The widow has a meager $11,500 left over to live on for the entire year (less than $1,000 a month), while the businessman must “struggle” to make ends meet on his remaining $300,000 salary ($25,000 a month). The message is unmistakably clear here. Jesus’ teaching, in this case, is telling us that the widow who gave only $500 is a much bigger giver than the businessman who liberally gave $50,000. Jesus has thrown us an incredible curveball in His comparison in Luke 21 when He identifies the poor widow, not the rich, as the bigger giver.

The Most Generous Person

A preacher once shared this personal story:

I have worked with many affluent families over the past 30 years, helping them make several substantial gifts to the kingdom. However, when I think about the most generous person I have ever known, none of these committed and willing givers reaches the top of my list.

That top position goes to a ten-year-old boy named Jimmy Mitchell who was a member of my church back when I was preaching as a young man well over 30 years ago. One Sunday before church, I was standing up at the pulpit getting my sermon notes ready when Jimmy came running into the auditorium of our very small country church in rural Kentucky. He ran up to me with a one dollar bill in his hand and exclaimed, “Jay, look what I’ve got!” I replied, “Jimmy, that’s great. Where did you get it?” He told me that after he mowed his yard, he decided to go ahead and mow his elderly neighbor’s yard next door because she wasn’t able to get around very well. He excitedly exclaimed, “After I finished, she came out and gave me this dollar!” He then paused and gave me a reflective look and said, “You know, Jay, I’d like to give some of this dollar to the Lord.”
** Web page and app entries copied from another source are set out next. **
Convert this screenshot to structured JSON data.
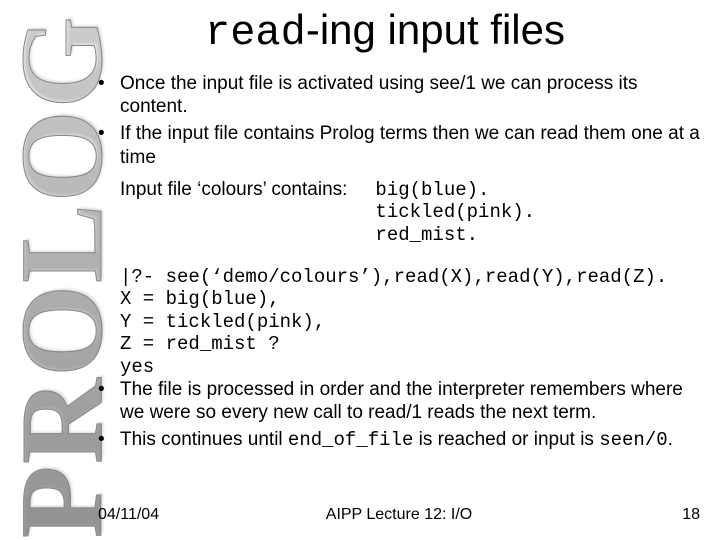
{
  "sidebar": {
    "text": "PROLOG"
  },
  "title": {
    "mono": "read",
    "rest": "-ing input files"
  },
  "bullets_top": [
    "Once the input file is activated using see/1 we can process its content.",
    "If the input file contains Prolog terms then we can read them one at a time"
  ],
  "input_label": "Input file ‘colours’ contains:",
  "input_lines": [
    "big(blue).",
    "tickled(pink).",
    "red_mist."
  ],
  "query_lines": [
    "|?- see(‘demo/colours’),read(X),read(Y),read(Z).",
    "X = big(blue),",
    "Y = tickled(pink),",
    "Z = red_mist ?",
    "yes"
  ],
  "bullets_bottom": [
    {
      "pre": "The file is processed in order and the interpreter remembers where we were so every new call to read/1 reads the next term."
    },
    {
      "pre": "This continues until ",
      "mono1": "end_of_file",
      "mid": " is reached or input is ",
      "mono2": "seen/0",
      "post": "."
    }
  ],
  "footer": {
    "date": "04/11/04",
    "center": "AIPP Lecture 12: I/O",
    "page": "18"
  }
}
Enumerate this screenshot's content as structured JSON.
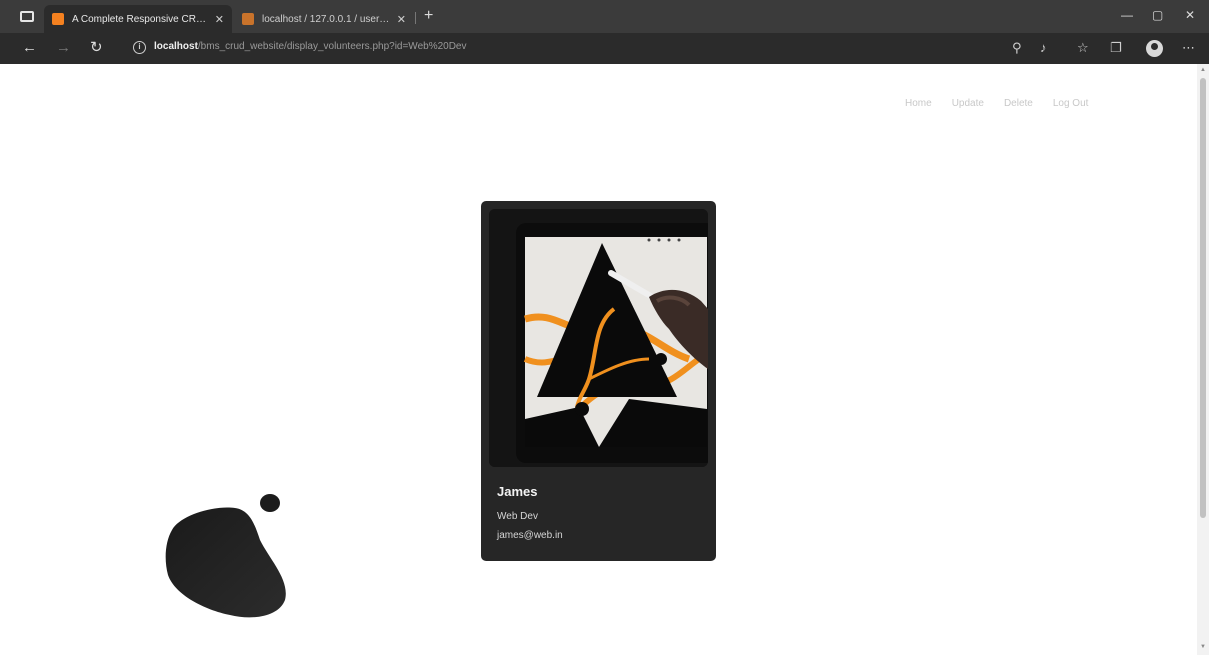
{
  "browser": {
    "tabs": [
      {
        "label": "A Complete Responsive CRUD",
        "active": true
      },
      {
        "label": "localhost / 127.0.0.1 / user_data",
        "active": false
      }
    ],
    "new_tab": "+",
    "window_controls": {
      "minimize": "—",
      "maximize": "▢",
      "close": "✕"
    },
    "address": {
      "host": "localhost",
      "path": "/bms_crud_website/display_volunteers.php?id=Web%20Dev"
    }
  },
  "site_nav": {
    "items": [
      "Home",
      "Update",
      "Delete",
      "Log Out"
    ]
  },
  "card": {
    "name": "James",
    "role": "Web Dev",
    "email": "james@web.in"
  },
  "colors": {
    "accent_orange": "#f0901e",
    "card_bg": "#262626"
  }
}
Touched by his comment, I replied, “Jimmy, I know the Lord would be so pleased that you want to share some of that dollar with Him. How much do you think you would like to give Him?” Even now, more than three decades later, I still remember his penetrating words like it was yesterday. He looked down at the dollar and then questioningly looked up at me and asked, “Do you think He would mind if I kept a dime?” His words still ring in my mind to this day, Do you think He would mind if I kept a dime? Jimmy knew whose dollar it was, and he was just hoping to enjoy some small benefit from it having passed through his hands on its way back to its rightful Owner for His use and purposes.

Jimmy Mitchell still remains the most generous giver I have ever personally known. Not because of the total amount of the gift, a meager 90 cents, or even the amazing percentage of his giving (90%) but because of the amount he had left over after he made the gift—one thin dime. 

Have you ever given this sacrificially and extravagantly at any time in your life? Can you imagine what the kingdom of God would look like today if it were full of believers who thought and acted like Jimmy Mitchell? Your degree of generosity is not measured by how much you give, it is measured by how much you have left over after you give. This new definition should challenge all of us to reassess our current level of giving to determine if we should even be thinking of ourselves as big givers. It may just be that based upon Jesus’ revolutionary new definition of what it means to be a big giver, some of us may realize that we aren’t all that big of givers after all, and many of us who likely have never thought of ourselves as big givers indeed really are!